» **TASK DIRECTIONS**
Output the records that follow exactly as they are written.
Content starts
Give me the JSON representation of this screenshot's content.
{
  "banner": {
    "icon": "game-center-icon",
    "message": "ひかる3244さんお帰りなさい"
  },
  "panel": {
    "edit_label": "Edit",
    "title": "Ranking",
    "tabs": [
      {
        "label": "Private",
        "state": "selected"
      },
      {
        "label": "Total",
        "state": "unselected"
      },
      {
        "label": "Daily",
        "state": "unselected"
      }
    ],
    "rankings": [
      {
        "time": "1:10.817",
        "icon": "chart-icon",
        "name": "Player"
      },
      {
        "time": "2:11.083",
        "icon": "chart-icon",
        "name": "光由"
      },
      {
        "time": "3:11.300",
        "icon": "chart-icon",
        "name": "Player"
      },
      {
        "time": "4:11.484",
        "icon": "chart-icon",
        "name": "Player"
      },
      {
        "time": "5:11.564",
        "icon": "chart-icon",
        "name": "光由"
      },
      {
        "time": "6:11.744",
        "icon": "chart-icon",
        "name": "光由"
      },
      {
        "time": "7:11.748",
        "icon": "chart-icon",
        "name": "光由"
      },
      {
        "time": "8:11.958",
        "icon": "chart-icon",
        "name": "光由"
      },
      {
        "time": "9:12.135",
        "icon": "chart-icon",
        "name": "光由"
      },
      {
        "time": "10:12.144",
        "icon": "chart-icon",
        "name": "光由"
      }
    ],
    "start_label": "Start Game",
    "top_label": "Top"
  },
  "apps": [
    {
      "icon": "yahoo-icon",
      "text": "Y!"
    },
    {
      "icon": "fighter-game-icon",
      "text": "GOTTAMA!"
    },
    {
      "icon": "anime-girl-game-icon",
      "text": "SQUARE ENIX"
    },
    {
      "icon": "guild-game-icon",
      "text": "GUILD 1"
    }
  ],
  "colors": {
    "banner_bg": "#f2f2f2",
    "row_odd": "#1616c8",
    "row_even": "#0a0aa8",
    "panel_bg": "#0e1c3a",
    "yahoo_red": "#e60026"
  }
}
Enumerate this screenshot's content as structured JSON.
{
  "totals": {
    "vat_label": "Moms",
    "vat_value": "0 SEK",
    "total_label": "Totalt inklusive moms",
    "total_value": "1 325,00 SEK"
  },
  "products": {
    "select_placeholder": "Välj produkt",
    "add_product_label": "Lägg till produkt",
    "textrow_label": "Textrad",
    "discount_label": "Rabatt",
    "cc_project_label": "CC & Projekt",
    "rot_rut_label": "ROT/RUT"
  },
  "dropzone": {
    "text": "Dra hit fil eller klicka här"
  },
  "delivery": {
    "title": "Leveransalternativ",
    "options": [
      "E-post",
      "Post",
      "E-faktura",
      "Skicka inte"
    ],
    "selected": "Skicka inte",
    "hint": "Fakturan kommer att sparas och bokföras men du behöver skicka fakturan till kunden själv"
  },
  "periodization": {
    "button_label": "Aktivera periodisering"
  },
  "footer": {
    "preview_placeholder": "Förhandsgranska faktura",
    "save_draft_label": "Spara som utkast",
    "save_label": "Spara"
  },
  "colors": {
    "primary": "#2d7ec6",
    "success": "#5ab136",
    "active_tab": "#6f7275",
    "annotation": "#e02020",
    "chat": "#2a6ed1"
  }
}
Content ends
» **SOLUTION BELOW**
Give me the JSON representation of this screenshot's content.
{
  "banner": {
    "icon": "game-center-icon",
    "message": "ひかる3244さんお帰りなさい"
  },
  "panel": {
    "edit_label": "Edit",
    "title": "Ranking",
    "tabs": [
      {
        "label": "Private",
        "state": "selected"
      },
      {
        "label": "Total",
        "state": "unselected"
      },
      {
        "label": "Daily",
        "state": "unselected"
      }
    ],
    "rankings": [
      {
        "time": "1:10.817",
        "icon": "chart-icon",
        "name": "Player"
      },
      {
        "time": "2:11.083",
        "icon": "chart-icon",
        "name": "光由"
      },
      {
        "time": "3:11.300",
        "icon": "chart-icon",
        "name": "Player"
      },
      {
        "time": "4:11.484",
        "icon": "chart-icon",
        "name": "Player"
      },
      {
        "time": "5:11.564",
        "icon": "chart-icon",
        "name": "光由"
      },
      {
        "time": "6:11.744",
        "icon": "chart-icon",
        "name": "光由"
      },
      {
        "time": "7:11.748",
        "icon": "chart-icon",
        "name": "光由"
      },
      {
        "time": "8:11.958",
        "icon": "chart-icon",
        "name": "光由"
      },
      {
        "time": "9:12.135",
        "icon": "chart-icon",
        "name": "光由"
      },
      {
        "time": "10:12.144",
        "icon": "chart-icon",
        "name": "光由"
      }
    ],
    "start_label": "Start Game",
    "top_label": "Top"
  },
  "apps": [
    {
      "icon": "yahoo-icon",
      "text": "Y!"
    },
    {
      "icon": "fighter-game-icon",
      "text": "GOTTAMA!"
    },
    {
      "icon": "anime-girl-game-icon",
      "text": "SQUARE ENIX"
    },
    {
      "icon": "guild-game-icon",
      "text": "GUILD 1"
    }
  ],
  "colors": {
    "banner_bg": "#f2f2f2",
    "row_odd": "#1616c8",
    "row_even": "#0a0aa8",
    "panel_bg": "#0e1c3a",
    "yahoo_red": "#e60026"
  }
}
Enumerate this screenshot's content as structured JSON.
{
  "totals": {
    "vat_label": "Moms",
    "vat_value": "0 SEK",
    "total_label": "Totalt inklusive moms",
    "total_value": "1 325,00 SEK"
  },
  "products": {
    "select_placeholder": "Välj produkt",
    "add_product_label": "Lägg till produkt",
    "textrow_label": "Textrad",
    "discount_label": "Rabatt",
    "cc_project_label": "CC & Projekt",
    "rot_rut_label": "ROT/RUT"
  },
  "dropzone": {
    "text": "Dra hit fil eller klicka här"
  },
  "delivery": {
    "title": "Leveransalternativ",
    "options": [
      "E-post",
      "Post",
      "E-faktura",
      "Skicka inte"
    ],
    "selected": "Skicka inte",
    "hint": "Fakturan kommer att sparas och bokföras men du behöver skicka fakturan till kunden själv"
  },
  "periodization": {
    "button_label": "Aktivera periodisering"
  },
  "footer": {
    "preview_placeholder": "Förhandsgranska faktura",
    "save_draft_label": "Spara som utkast",
    "save_label": "Spara"
  },
  "colors": {
    "primary": "#2d7ec6",
    "success": "#5ab136",
    "active_tab": "#6f7275",
    "annotation": "#e02020",
    "chat": "#2a6ed1"
  }
}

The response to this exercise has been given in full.